TASK STATEMENT ->
For each line in the records, produce an exact copy.
--- PROVIDED ENTRIES ---
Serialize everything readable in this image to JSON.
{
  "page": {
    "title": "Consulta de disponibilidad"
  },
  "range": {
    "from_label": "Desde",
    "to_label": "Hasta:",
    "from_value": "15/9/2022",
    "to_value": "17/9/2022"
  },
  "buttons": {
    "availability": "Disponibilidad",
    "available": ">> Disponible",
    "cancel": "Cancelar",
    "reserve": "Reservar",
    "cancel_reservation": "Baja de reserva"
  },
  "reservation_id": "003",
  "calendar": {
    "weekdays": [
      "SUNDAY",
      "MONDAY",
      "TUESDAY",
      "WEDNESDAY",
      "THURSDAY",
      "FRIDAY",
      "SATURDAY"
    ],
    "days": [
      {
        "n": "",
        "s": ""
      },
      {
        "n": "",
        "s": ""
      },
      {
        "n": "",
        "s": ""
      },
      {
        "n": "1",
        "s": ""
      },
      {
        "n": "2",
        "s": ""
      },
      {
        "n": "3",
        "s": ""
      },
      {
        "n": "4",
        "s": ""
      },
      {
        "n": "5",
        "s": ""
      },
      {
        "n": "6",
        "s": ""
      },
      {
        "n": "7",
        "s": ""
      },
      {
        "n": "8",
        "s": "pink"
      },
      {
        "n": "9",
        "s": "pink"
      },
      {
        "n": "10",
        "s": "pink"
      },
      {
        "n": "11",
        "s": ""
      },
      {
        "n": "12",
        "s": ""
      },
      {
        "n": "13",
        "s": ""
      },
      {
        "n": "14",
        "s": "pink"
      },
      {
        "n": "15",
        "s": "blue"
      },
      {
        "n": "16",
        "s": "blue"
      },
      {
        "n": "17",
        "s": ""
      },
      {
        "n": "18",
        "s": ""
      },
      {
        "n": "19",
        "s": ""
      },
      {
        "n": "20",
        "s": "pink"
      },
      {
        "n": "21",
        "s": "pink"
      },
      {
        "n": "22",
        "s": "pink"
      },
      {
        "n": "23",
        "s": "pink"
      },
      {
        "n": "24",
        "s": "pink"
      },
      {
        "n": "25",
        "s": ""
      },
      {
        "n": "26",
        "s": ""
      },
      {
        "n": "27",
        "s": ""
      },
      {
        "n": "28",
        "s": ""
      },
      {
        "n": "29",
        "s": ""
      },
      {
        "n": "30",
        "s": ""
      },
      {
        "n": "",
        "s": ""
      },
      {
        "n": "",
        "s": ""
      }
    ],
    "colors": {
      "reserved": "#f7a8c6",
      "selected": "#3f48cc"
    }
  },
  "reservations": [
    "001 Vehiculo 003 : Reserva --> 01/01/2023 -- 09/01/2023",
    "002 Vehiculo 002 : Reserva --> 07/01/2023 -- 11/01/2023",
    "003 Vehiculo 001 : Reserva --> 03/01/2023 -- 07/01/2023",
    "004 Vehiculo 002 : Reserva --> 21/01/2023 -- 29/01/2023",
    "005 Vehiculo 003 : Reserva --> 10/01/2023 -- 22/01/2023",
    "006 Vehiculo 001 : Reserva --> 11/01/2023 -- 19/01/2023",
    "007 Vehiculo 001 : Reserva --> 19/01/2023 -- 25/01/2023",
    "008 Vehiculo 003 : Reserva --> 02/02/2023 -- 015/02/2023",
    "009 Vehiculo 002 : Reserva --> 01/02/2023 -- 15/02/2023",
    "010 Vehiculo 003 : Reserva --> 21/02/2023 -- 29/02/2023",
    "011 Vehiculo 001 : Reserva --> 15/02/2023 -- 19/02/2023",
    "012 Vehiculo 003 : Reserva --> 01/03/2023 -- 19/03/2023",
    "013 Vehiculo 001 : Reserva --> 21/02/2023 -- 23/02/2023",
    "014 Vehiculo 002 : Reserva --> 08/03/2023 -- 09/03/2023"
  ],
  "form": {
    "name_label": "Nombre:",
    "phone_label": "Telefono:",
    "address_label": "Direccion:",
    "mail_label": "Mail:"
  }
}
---
EXERCISE ANSWER ->
Serialize everything readable in this image to JSON.
{
  "page": {
    "title": "Consulta de disponibilidad"
  },
  "range": {
    "from_label": "Desde",
    "to_label": "Hasta:",
    "from_value": "15/9/2022",
    "to_value": "17/9/2022"
  },
  "buttons": {
    "availability": "Disponibilidad",
    "available": ">> Disponible",
    "cancel": "Cancelar",
    "reserve": "Reservar",
    "cancel_reservation": "Baja de reserva"
  },
  "reservation_id": "003",
  "calendar": {
    "weekdays": [
      "SUNDAY",
      "MONDAY",
      "TUESDAY",
      "WEDNESDAY",
      "THURSDAY",
      "FRIDAY",
      "SATURDAY"
    ],
    "days": [
      {
        "n": "",
        "s": ""
      },
      {
        "n": "",
        "s": ""
      },
      {
        "n": "",
        "s": ""
      },
      {
        "n": "1",
        "s": ""
      },
      {
        "n": "2",
        "s": ""
      },
      {
        "n": "3",
        "s": ""
      },
      {
        "n": "4",
        "s": ""
      },
      {
        "n": "5",
        "s": ""
      },
      {
        "n": "6",
        "s": ""
      },
      {
        "n": "7",
        "s": ""
      },
      {
        "n": "8",
        "s": "pink"
      },
      {
        "n": "9",
        "s": "pink"
      },
      {
        "n": "10",
        "s": "pink"
      },
      {
        "n": "11",
        "s": ""
      },
      {
        "n": "12",
        "s": ""
      },
      {
        "n": "13",
        "s": ""
      },
      {
        "n": "14",
        "s": "pink"
      },
      {
        "n": "15",
        "s": "blue"
      },
      {
        "n": "16",
        "s": "blue"
      },
      {
        "n": "17",
        "s": ""
      },
      {
        "n": "18",
        "s": ""
      },
      {
        "n": "19",
        "s": ""
      },
      {
        "n": "20",
        "s": "pink"
      },
      {
        "n": "21",
        "s": "pink"
      },
      {
        "n": "22",
        "s": "pink"
      },
      {
        "n": "23",
        "s": "pink"
      },
      {
        "n": "24",
        "s": "pink"
      },
      {
        "n": "25",
        "s": ""
      },
      {
        "n": "26",
        "s": ""
      },
      {
        "n": "27",
        "s": ""
      },
      {
        "n": "28",
        "s": ""
      },
      {
        "n": "29",
        "s": ""
      },
      {
        "n": "30",
        "s": ""
      },
      {
        "n": "",
        "s": ""
      },
      {
        "n": "",
        "s": ""
      }
    ],
    "colors": {
      "reserved": "#f7a8c6",
      "selected": "#3f48cc"
    }
  },
  "reservations": [
    "001 Vehiculo 003 : Reserva --> 01/01/2023 -- 09/01/2023",
    "002 Vehiculo 002 : Reserva --> 07/01/2023 -- 11/01/2023",
    "003 Vehiculo 001 : Reserva --> 03/01/2023 -- 07/01/2023",
    "004 Vehiculo 002 : Reserva --> 21/01/2023 -- 29/01/2023",
    "005 Vehiculo 003 : Reserva --> 10/01/2023 -- 22/01/2023",
    "006 Vehiculo 001 : Reserva --> 11/01/2023 -- 19/01/2023",
    "007 Vehiculo 001 : Reserva --> 19/01/2023 -- 25/01/2023",
    "008 Vehiculo 003 : Reserva --> 02/02/2023 -- 015/02/2023",
    "009 Vehiculo 002 : Reserva --> 01/02/2023 -- 15/02/2023",
    "010 Vehiculo 003 : Reserva --> 21/02/2023 -- 29/02/2023",
    "011 Vehiculo 001 : Reserva --> 15/02/2023 -- 19/02/2023",
    "012 Vehiculo 003 : Reserva --> 01/03/2023 -- 19/03/2023",
    "013 Vehiculo 001 : Reserva --> 21/02/2023 -- 23/02/2023",
    "014 Vehiculo 002 : Reserva --> 08/03/2023 -- 09/03/2023"
  ],
  "form": {
    "name_label": "Nombre:",
    "phone_label": "Telefono:",
    "address_label": "Direccion:",
    "mail_label": "Mail:"
  }
}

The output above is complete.